Task description
Where a line in the listing below contains the word "HTTP请求", copy that line.

Records
BEGIN

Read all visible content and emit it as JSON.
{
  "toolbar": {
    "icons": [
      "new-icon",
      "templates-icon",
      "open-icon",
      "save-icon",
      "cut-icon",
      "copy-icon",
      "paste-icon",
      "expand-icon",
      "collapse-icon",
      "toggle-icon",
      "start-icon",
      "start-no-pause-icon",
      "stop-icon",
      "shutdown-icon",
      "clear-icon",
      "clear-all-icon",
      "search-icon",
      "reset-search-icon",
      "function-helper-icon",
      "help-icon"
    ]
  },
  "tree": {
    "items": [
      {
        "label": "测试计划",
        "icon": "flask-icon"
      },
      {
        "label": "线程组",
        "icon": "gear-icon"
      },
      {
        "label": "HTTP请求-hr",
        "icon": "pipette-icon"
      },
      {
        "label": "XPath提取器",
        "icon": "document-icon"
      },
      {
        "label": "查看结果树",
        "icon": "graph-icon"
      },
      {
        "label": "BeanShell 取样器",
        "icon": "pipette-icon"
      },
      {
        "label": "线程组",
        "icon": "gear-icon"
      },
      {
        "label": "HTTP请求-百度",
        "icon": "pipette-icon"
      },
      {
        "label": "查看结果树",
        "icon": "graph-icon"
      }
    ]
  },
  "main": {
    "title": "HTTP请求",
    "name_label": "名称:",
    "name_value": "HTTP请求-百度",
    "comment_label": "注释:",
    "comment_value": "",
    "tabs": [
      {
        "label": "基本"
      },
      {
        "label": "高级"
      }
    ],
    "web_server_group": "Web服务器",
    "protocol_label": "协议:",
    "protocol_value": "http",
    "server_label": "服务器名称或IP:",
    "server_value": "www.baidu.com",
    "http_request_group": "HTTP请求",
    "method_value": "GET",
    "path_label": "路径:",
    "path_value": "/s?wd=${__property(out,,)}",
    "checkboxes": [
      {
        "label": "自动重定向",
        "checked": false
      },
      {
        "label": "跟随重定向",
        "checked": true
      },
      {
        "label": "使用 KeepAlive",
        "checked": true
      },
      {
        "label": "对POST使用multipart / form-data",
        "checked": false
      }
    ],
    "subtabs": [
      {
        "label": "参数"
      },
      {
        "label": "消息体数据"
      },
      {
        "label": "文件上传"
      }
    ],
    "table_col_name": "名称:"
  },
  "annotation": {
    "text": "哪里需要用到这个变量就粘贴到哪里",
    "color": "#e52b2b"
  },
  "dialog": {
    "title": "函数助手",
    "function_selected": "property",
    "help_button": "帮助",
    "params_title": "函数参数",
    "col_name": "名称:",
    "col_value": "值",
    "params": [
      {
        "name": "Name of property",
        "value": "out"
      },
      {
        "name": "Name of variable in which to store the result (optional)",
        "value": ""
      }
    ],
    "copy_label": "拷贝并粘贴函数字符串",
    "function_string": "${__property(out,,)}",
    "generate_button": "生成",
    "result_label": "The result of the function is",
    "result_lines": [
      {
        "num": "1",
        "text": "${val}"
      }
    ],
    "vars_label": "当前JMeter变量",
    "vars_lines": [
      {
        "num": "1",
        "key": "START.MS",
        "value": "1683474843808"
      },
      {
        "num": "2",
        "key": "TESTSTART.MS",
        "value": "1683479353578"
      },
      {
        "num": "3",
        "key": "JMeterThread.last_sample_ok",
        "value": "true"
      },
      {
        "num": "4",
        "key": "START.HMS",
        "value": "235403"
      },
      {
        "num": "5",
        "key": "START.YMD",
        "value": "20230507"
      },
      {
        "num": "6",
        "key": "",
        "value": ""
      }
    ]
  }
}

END

Response for this exercise
        "label": "HTTP请求-hr",
        "label": "HTTP请求-百度",
    "title": "HTTP请求",
    "name_value": "HTTP请求-百度",
    "http_request_group": "HTTP请求",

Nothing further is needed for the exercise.